Don’t Lose Sleep over Cheap!
Once they receive these “cheap” wheels, they find that they aren’t able to fit them onto their cars. And nothing is as frustrating as seeing your hard-earned money go down the proverbial drain. But why did that happen? The answer lies in certain wheel mathematics that every car enthusiast needs to know and appreciate.
PCD – The Fox in Sheep’s Disguise
The culprit in the above scenario happens to be a wily character called PCD. Pitch Circle Diameter, as it is formally called, is the diameter of the imaginary circle on which lie the centres of the studs. Alloy wheels can be installed with the help of from 3 to 8 bolts into their respective “studs.” These studs lie in a circular fashion around the central hole. The diameter of this circle is what is known as the Pitch Circle Diameter, or PCD.
It’s relatively easy to know the PCD of a 4-stud wheel, because it would be the distance between the centres of two diametrically opposite studs. In the case of a 3-, 5-, 6- and 8-stud wheels though, an imaginary circle might have to be drawn and its diameter found out.

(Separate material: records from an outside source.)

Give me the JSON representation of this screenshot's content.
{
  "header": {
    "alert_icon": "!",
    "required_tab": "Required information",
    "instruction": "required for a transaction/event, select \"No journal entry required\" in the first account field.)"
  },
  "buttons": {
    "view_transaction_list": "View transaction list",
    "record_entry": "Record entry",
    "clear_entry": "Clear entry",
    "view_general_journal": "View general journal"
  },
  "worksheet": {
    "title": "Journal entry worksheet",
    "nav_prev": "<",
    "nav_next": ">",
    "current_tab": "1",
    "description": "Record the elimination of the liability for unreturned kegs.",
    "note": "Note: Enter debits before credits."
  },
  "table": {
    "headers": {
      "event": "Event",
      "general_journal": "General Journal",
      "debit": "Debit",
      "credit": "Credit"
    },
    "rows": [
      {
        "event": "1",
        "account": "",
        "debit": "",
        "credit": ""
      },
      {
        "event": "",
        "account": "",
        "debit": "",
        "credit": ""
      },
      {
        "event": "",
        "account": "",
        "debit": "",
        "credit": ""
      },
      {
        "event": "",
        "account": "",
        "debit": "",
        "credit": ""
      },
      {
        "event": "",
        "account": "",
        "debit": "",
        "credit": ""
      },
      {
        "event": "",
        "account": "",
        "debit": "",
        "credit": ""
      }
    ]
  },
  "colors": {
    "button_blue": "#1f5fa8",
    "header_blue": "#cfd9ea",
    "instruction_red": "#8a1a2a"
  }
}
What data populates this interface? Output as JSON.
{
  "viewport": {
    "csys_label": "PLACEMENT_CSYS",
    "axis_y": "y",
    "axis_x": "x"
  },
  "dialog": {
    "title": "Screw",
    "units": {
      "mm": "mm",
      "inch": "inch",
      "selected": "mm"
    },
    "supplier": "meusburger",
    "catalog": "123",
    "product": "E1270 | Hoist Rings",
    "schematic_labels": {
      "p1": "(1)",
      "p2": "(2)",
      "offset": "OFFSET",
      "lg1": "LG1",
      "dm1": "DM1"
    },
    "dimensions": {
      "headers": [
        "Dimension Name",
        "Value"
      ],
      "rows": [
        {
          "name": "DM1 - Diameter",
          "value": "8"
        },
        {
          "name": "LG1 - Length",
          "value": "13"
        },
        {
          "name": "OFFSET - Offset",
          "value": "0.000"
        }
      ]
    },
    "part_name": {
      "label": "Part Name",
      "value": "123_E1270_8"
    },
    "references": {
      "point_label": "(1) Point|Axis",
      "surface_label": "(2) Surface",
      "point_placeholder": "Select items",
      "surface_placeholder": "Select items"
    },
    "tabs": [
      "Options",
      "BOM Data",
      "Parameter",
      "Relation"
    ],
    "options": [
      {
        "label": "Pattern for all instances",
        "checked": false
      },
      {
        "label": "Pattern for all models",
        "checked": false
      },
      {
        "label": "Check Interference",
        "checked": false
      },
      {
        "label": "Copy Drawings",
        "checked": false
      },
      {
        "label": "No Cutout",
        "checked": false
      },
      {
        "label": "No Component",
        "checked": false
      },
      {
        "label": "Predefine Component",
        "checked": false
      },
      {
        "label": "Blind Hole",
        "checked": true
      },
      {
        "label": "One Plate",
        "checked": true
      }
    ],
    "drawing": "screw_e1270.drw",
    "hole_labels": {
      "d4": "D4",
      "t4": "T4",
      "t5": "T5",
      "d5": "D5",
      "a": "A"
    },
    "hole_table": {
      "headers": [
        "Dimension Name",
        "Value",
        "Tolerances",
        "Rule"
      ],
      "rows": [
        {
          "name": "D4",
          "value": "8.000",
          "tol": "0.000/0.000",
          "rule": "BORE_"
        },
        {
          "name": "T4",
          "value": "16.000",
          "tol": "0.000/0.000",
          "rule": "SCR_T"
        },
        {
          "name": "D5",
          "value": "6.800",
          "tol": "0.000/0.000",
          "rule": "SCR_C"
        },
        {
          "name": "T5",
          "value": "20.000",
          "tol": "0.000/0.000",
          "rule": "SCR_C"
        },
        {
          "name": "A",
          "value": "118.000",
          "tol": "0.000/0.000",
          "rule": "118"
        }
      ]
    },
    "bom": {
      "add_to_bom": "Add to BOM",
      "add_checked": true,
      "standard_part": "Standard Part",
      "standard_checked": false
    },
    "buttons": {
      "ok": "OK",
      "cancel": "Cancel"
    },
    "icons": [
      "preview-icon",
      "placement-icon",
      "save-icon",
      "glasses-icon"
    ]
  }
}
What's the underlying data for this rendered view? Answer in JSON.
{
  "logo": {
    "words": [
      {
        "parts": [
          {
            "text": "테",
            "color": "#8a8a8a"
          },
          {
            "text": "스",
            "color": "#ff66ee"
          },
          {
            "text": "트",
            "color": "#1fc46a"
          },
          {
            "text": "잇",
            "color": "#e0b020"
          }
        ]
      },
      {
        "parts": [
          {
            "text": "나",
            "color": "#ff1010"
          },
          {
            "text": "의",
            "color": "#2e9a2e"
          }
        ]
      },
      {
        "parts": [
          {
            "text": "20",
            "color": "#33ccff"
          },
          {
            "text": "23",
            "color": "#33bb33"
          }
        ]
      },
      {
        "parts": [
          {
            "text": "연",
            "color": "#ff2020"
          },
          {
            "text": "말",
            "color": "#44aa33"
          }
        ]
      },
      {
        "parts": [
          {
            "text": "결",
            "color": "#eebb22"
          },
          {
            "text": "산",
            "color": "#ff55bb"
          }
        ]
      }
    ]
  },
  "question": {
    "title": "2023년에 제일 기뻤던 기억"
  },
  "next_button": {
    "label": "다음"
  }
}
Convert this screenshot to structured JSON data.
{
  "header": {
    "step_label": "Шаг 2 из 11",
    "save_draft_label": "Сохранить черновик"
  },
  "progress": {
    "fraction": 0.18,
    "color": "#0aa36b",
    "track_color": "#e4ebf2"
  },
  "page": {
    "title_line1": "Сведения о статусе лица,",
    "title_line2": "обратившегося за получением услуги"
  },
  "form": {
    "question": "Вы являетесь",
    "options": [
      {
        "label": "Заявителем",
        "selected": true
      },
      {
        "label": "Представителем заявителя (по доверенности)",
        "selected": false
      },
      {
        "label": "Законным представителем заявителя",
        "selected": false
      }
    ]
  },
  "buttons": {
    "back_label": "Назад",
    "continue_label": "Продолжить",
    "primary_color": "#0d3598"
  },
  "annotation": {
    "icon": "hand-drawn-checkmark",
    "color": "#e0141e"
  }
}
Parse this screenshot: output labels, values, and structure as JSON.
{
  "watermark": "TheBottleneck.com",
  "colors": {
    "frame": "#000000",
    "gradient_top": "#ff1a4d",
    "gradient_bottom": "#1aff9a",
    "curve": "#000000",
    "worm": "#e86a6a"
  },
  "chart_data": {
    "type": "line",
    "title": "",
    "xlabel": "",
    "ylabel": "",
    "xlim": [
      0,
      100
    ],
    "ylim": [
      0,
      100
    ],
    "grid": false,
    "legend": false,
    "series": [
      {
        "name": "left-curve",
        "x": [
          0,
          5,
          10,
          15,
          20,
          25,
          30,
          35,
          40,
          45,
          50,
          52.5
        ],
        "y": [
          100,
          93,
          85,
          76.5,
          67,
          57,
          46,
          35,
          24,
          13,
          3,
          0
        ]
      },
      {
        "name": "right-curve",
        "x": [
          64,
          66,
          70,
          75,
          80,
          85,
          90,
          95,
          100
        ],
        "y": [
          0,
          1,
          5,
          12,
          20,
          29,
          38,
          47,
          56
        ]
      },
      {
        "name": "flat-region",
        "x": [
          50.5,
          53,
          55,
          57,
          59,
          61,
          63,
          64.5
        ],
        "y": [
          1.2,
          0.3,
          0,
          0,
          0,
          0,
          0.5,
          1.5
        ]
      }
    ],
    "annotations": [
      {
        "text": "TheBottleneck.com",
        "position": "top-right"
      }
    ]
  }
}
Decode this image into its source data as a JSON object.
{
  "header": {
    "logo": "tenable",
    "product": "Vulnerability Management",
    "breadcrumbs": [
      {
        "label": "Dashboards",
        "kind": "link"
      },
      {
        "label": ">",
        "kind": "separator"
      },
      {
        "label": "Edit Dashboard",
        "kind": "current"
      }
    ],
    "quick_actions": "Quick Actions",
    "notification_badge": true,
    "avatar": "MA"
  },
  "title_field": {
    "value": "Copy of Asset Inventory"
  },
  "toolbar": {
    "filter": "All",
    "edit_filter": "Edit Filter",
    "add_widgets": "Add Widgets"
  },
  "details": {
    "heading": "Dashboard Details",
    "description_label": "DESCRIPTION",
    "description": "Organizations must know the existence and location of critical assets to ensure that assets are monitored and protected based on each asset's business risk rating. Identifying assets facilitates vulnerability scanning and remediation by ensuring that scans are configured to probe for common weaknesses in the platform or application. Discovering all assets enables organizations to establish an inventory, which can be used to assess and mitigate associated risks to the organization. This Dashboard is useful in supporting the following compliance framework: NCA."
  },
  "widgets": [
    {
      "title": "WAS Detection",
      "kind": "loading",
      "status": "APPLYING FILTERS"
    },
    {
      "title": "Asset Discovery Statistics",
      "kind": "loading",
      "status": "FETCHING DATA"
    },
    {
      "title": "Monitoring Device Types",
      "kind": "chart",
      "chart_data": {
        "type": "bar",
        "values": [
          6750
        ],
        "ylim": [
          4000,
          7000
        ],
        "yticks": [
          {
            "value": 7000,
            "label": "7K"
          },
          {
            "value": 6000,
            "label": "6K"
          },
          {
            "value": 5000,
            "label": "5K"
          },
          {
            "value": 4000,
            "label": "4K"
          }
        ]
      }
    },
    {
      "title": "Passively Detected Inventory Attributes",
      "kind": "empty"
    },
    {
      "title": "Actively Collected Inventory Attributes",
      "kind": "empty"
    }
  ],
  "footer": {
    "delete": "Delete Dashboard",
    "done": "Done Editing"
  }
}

Many cars have different PCDs and even a slight difference will determine whether the “cheap” wheels you bought from that advert or online auction store will fit your car or not.
How Many Studs for Me, Mate?
Smaller cars (Citroen 2CV, Renault 4) usually have 3 studs, compact cars have 4 and bigger cars have 5 studs. Pickups and SUVs generally prefer an 8 stud wheel. As you can see, the number of studs is proportional to the size of the car. The smaller the car, the lesser are the studs that hold bolts holding the wheel. But as size of the car increase, stud numbers also increase.
8 Would be Fine, Sir!
High performance SUVs and off-roaders normally have 8 stud wheels. This is because the tyres, and eventually the wheels, will undergo a lot of stress, both from the car and the driving conditions. Under such circumstances, the 8 studs on the wheels divide the stress equally amongst them and provide great balance, stability and smooth driveability to the vehicle.
Most SUVs are 4-wheel drives. This requires all wheels to be extra responsive during accelerations and braking. These also create stressful conditions for wheels. Here, 8 studs come to the rescue to provide a better grip and easy manoeuvrability. Thus, 8-stud wheels are the first choice for high performance vehicles where power and response go hand-in-hand to give the driver that ultimate driving pleasure. For more information about 8 Stud Alloy Wheels, visit www.canterburytyres.com.au.